Most people planning a marriage proposal want good weather. Not AccuWeather Meteorologist Tom Bedard. He was hoping for a tornado.
Bedard had been meticulously planning the ultimate marriage proposal to girlfriend and fellow meteorologist at AccuWeather, Raya Maday, for months. All he needed was a tornado.
Considering both are meteorologists who like to storm chase in their spare time, and that Maday happens to be a forecaster who specializes in severe weather, tracking a tornado didn't seem to be out of the question.
Bedard and Maday met at an annual American Meteorological Society event in New Orleans in 2016. Shortly thereafter, both were hired to work at AccuWeather in the company's Wichita, Kansas, office at the same time and they say it's been a fantastic couple of years together.
"We've always been pretty heavily connected in the weather community," Maday said. "Even from the day we met."
On the Saturday of Memorial Day weekend, the couple hit the road to storm chase on a slight-risk day, meteorologist parlance for a day on which the NOAA Storm Prediction Center has issued a forecast for severe weather on level of 2 out of 5, with five 5 being the highest. Inside the bounds of a slight risk, tornadoes are possible but not guaranteed.
They were joined by friends who were in on the proposal plan. Unbeknownst to Maday, Bedard was carrying an engagement ring and was ready to get down on one knee to pop the question -- should the weather conditions be just right.
"We were ready for just about every circumstance. The only one I was worried about was not having a storm initiate," Bedard told AccuWeather. "We had already driven so far. I was already anxious about taking us all the way to southeast Colorado on a slight-risk day and coming back without putting a ring on her finger ... I thought 'Oh God, no, we're going to do all this travel for nothing.'"
Interestingly, it was Maday's skills as a forecaster that ultimately got them to the right spot for a proposal she knew nothing about.

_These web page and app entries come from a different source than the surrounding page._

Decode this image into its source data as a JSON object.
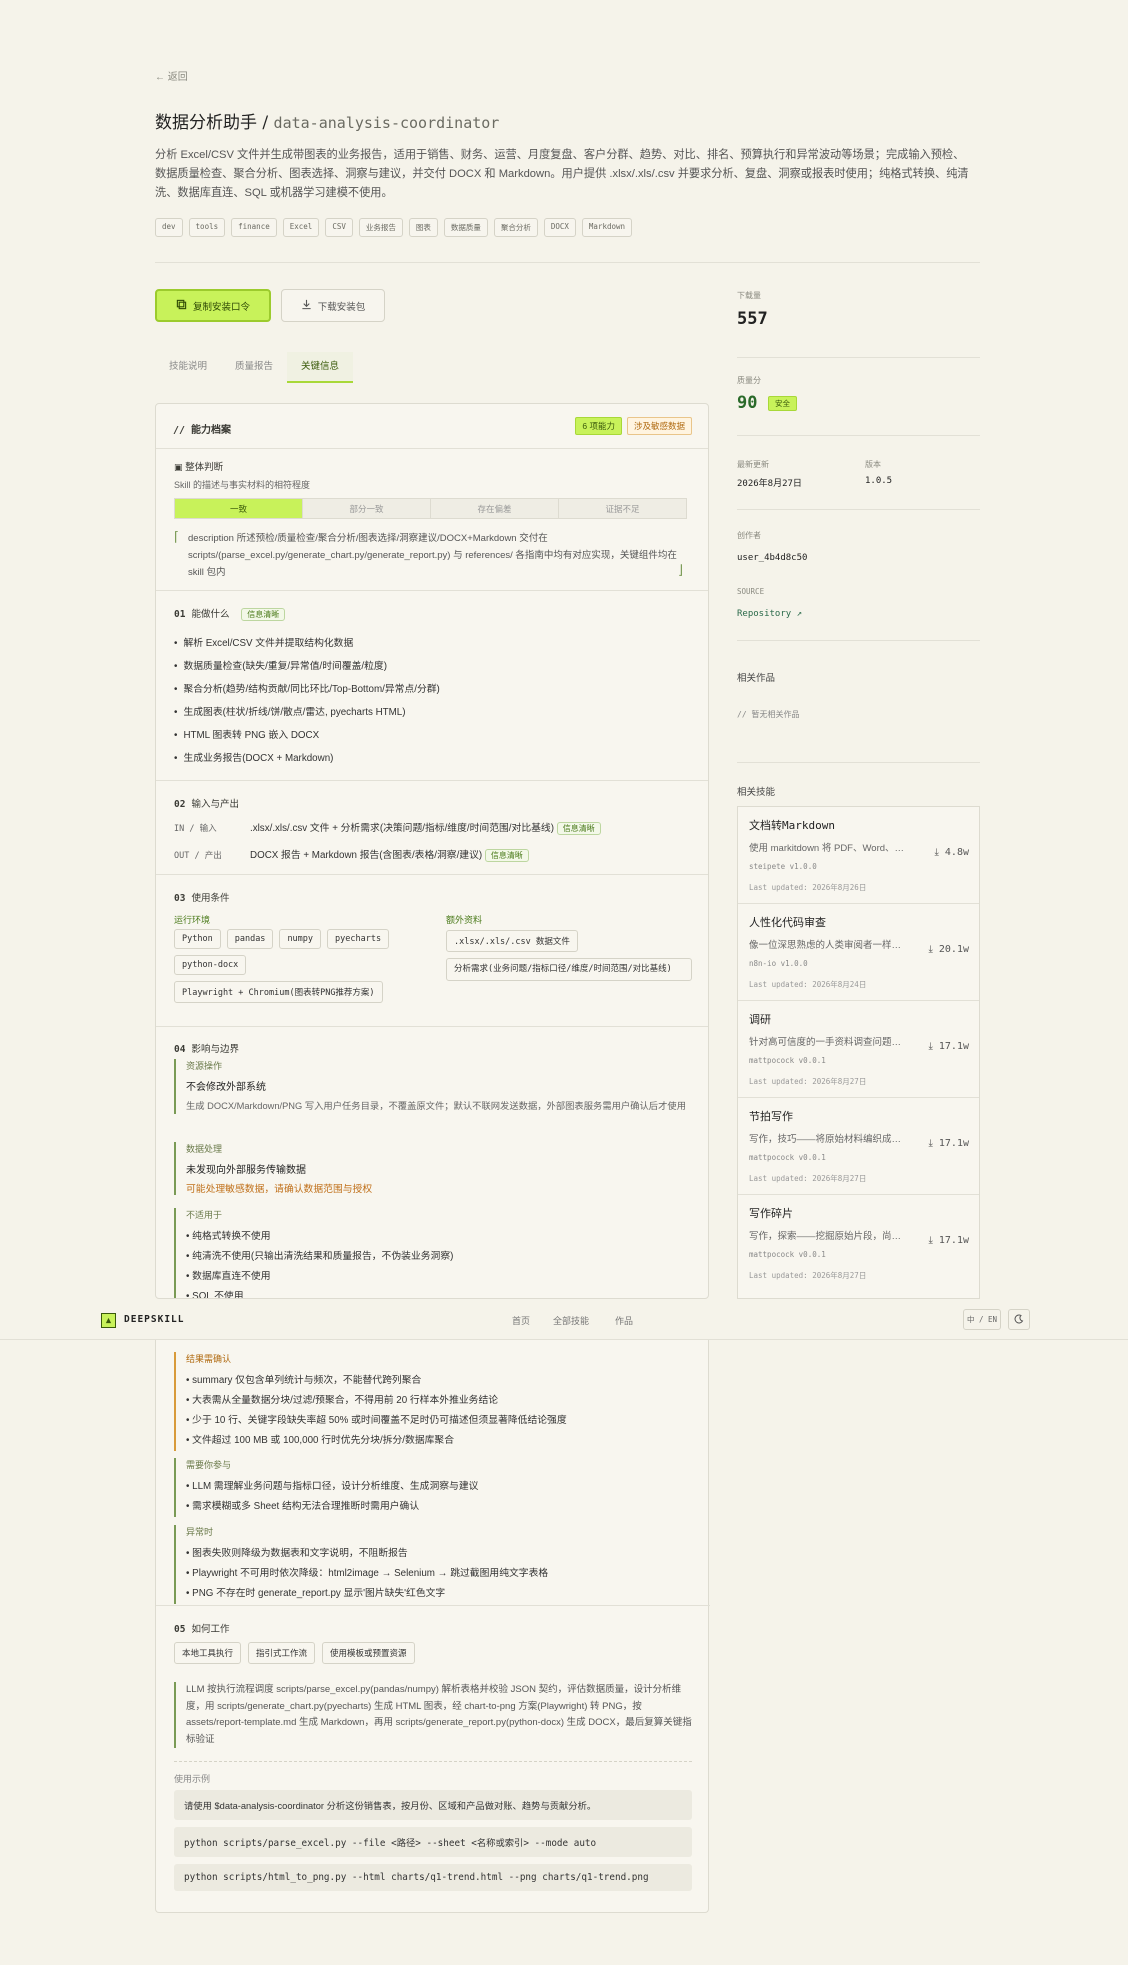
{
  "header": {
    "back": "← 返回",
    "title": "数据分析助手",
    "slug": "data-analysis-coordinator",
    "description": "分析 Excel/CSV 文件并生成带图表的业务报告，适用于销售、财务、运营、月度复盘、客户分群、趋势、对比、排名、预算执行和异常波动等场景；完成输入预检、数据质量检查、聚合分析、图表选择、洞察与建议，并交付 DOCX 和 Markdown。用户提供 .xlsx/.xls/.csv 并要求分析、复盘、洞察或报表时使用；纯格式转换、纯清洗、数据库直连、SQL 或机器学习建模不使用。",
    "tags": [
      "dev",
      "tools",
      "finance",
      "Excel",
      "CSV",
      "业务报告",
      "图表",
      "数据质量",
      "聚合分析",
      "DOCX",
      "Markdown"
    ]
  },
  "actions": {
    "copy": "复制安装口令",
    "download": "下载安装包"
  },
  "tabs": [
    "技能说明",
    "质量报告",
    "关键信息"
  ],
  "profile": {
    "title": "// 能力档案",
    "badge_count": "6 项能力",
    "badge_sensitive": "涉及敏感数据",
    "judge_title": "整体判断",
    "judge_sub": "Skill 的描述与事实材料的相符程度",
    "segments": [
      "一致",
      "部分一致",
      "存在偏差",
      "证据不足"
    ],
    "quote": "description 所述预检/质量检查/聚合分析/图表选择/洞察建议/DOCX+Markdown 交付在 scripts/(parse_excel.py/generate_chart.py/generate_report.py) 与 references/ 各指南中均有对应实现，关键组件均在 skill 包内"
  },
  "s01": {
    "num": "01",
    "title": "能做什么",
    "pill": "信息清晰",
    "items": [
      "解析 Excel/CSV 文件并提取结构化数据",
      "数据质量检查(缺失/重复/异常值/时间覆盖/粒度)",
      "聚合分析(趋势/结构贡献/同比环比/Top-Bottom/异常点/分群)",
      "生成图表(柱状/折线/饼/散点/雷达, pyecharts HTML)",
      "HTML 图表转 PNG 嵌入 DOCX",
      "生成业务报告(DOCX + Markdown)"
    ]
  },
  "s02": {
    "num": "02",
    "title": "输入与产出",
    "in_label": "IN / 输入",
    "in_text": ".xlsx/.xls/.csv 文件 + 分析需求(决策问题/指标/维度/时间范围/对比基线)",
    "in_pill": "信息清晰",
    "out_label": "OUT / 产出",
    "out_text": "DOCX 报告 + Markdown 报告(含图表/表格/洞察/建议)",
    "out_pill": "信息清晰"
  },
  "s03": {
    "num": "03",
    "title": "使用条件",
    "env_label": "运行环境",
    "env": [
      "Python",
      "pandas",
      "numpy",
      "pyecharts",
      "python-docx",
      "Playwright + Chromium(图表转PNG推荐方案)"
    ],
    "extra_label": "额外资料",
    "extra": [
      ".xlsx/.xls/.csv 数据文件",
      "分析需求(业务问题/指标口径/维度/时间范围/对比基线)"
    ]
  },
  "s04": {
    "num": "04",
    "title": "影响与边界",
    "res_h": "资源操作",
    "res_t": "不会修改外部系统",
    "res_s": "生成 DOCX/Markdown/PNG 写入用户任务目录，不覆盖原文件；默认不联网发送数据，外部图表服务需用户确认后才使用",
    "data_h": "数据处理",
    "data_t": "未发现向外部服务传输数据",
    "data_w": "可能处理敏感数据，请确认数据范围与授权",
    "na_h": "不适用于",
    "na": [
      "纯格式转换不使用",
      "纯清洗不使用(只输出清洗结果和质量报告，不伪装业务洞察)",
      "数据库直连不使用",
      "SQL 不使用"
    ],
    "confirm_h": "结果需确认",
    "confirm": [
      "summary 仅包含单列统计与频次，不能替代跨列聚合",
      "大表需从全量数据分块/过滤/预聚合，不得用前 20 行样本外推业务结论",
      "少于 10 行、关键字段缺失率超 50% 或时间覆盖不足时仍可描述但须显著降低结论强度",
      "文件超过 100 MB 或 100,000 行时优先分块/拆分/数据库聚合"
    ],
    "you_h": "需要你参与",
    "you": [
      "LLM 需理解业务问题与指标口径，设计分析维度、生成洞察与建议",
      "需求模糊或多 Sheet 结构无法合理推断时需用户确认"
    ],
    "err_h": "异常时",
    "err": [
      "图表失败则降级为数据表和文字说明，不阻断报告",
      "Playwright 不可用时依次降级：html2image → Selenium → 跳过截图用纯文字表格",
      "PNG 不存在时 generate_report.py 显示'图片缺失'红色文字"
    ]
  },
  "s05": {
    "num": "05",
    "title": "如何工作",
    "chips": [
      "本地工具执行",
      "指引式工作流",
      "使用模板或预置资源"
    ],
    "note": "LLM 按执行流程调度 scripts/parse_excel.py(pandas/numpy) 解析表格并校验 JSON 契约，评估数据质量，设计分析维度，用 scripts/generate_chart.py(pyecharts) 生成 HTML 图表，经 chart-to-png 方案(Playwright) 转 PNG，按 assets/report-template.md 生成 Markdown，再用 scripts/generate_report.py(python-docx) 生成 DOCX，最后复算关键指标验证",
    "example_label": "使用示例",
    "prompt": "请使用 $data-analysis-coordinator 分析这份销售表，按月份、区域和产品做对账、趋势与贡献分析。",
    "cmd1": "python scripts/parse_excel.py --file <路径> --sheet <名称或索引> --mode auto",
    "cmd2": "python scripts/html_to_png.py --html charts/q1-trend.html --png charts/q1-trend.png"
  },
  "side": {
    "downloads_label": "下载量",
    "downloads": "557",
    "quality_label": "质量分",
    "quality": "90",
    "quality_badge": "安全",
    "updated_label": "最新更新",
    "updated": "2026年8月27日",
    "version_label": "版本",
    "version": "1.0.5",
    "author_label": "创作者",
    "author": "user_4b4d8c50",
    "source_label": "SOURCE",
    "source": "Repository ↗",
    "related_works_label": "相关作品",
    "related_works_empty": "// 暂无相关作品",
    "related_skills_label": "相关技能",
    "related": [
      {
        "title": "文档转Markdown",
        "desc": "使用 markitdown 将 PDF、Word、…",
        "meta": "steipete  v1.0.0",
        "updated": "Last updated: 2026年8月26日",
        "dl": "4.8w"
      },
      {
        "title": "人性化代码审查",
        "desc": "像一位深思熟虑的人类审阅者一样…",
        "meta": "n8n-io  v1.0.0",
        "updated": "Last updated: 2026年8月24日",
        "dl": "20.1w"
      },
      {
        "title": "调研",
        "desc": "针对高可信度的一手资料调查问题…",
        "meta": "mattpocock  v0.0.1",
        "updated": "Last updated: 2026年8月27日",
        "dl": "17.1w"
      },
      {
        "title": "节拍写作",
        "desc": "写作，技巧——将原始材料编织成…",
        "meta": "mattpocock  v0.0.1",
        "updated": "Last updated: 2026年8月27日",
        "dl": "17.1w"
      },
      {
        "title": "写作碎片",
        "desc": "写作，探索——挖掘原始片段，尚…",
        "meta": "mattpocock  v0.0.1",
        "updated": "Last updated: 2026年8月27日",
        "dl": "17.1w"
      }
    ]
  },
  "nav": {
    "brand": "DEEPSKILL",
    "links": [
      "首页",
      "全部技能",
      "作品"
    ],
    "lang": "中 / EN"
  }
}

"She's incredible. She knew what she was doing and she and Rich (the friend who was there to be the videographer) put us in the right spot. We stuck around and eventually got a touchdown at three or four o'clock." Bedard said. "We were in this incredible canyonlike natural landscape. I couldn't have asked for a better opportunity."
So, with Rich behind the camera recording, and as lightning flashed and the tornado swirled, Bedard went for it. As Maday later said, "When the tornado touched down, so did his left knee."
"The utter shock, I still can't even imagine that it was real life, it feels so unrealistic that it even happened...It feels so unreal," Maday told AccuWeather. "In no measure would I ever expect something like this to happen. Like, 'Wouldn't it be funny if Tom proposed in front of our first tornado.' Not gonna happen. Never gonna happen. But it somehow happened," she said. "It was just so absolutely unexpected."
Immediately after she said yes the couple had to run to the car, not just because of the tornado but the lightning was flashing all around them.
"It was a moment that I don't think I will ever forget," Maday told AccuWeather.
Bedard agreed, saying, "If anybody is trying to replicate that proposal, work with a good meteorologist and be really, really safe."
The couple hasn't set a date for the wedding yet, but both are thinking tornado season in Tornado Alley would make for a pretty incredible location. "More than likely, we're probably going to see another tornado when we get married," Bedard said. "I just hope it stays far enough from the venue or anyone's town, community or wheat fields!"
"Or just close enough that we could also bring a photographer and get some really awesome shots. I would be cool with that," Maday added, laughing. "I'm always down for a tornado intercept, even if it's during our wedding day."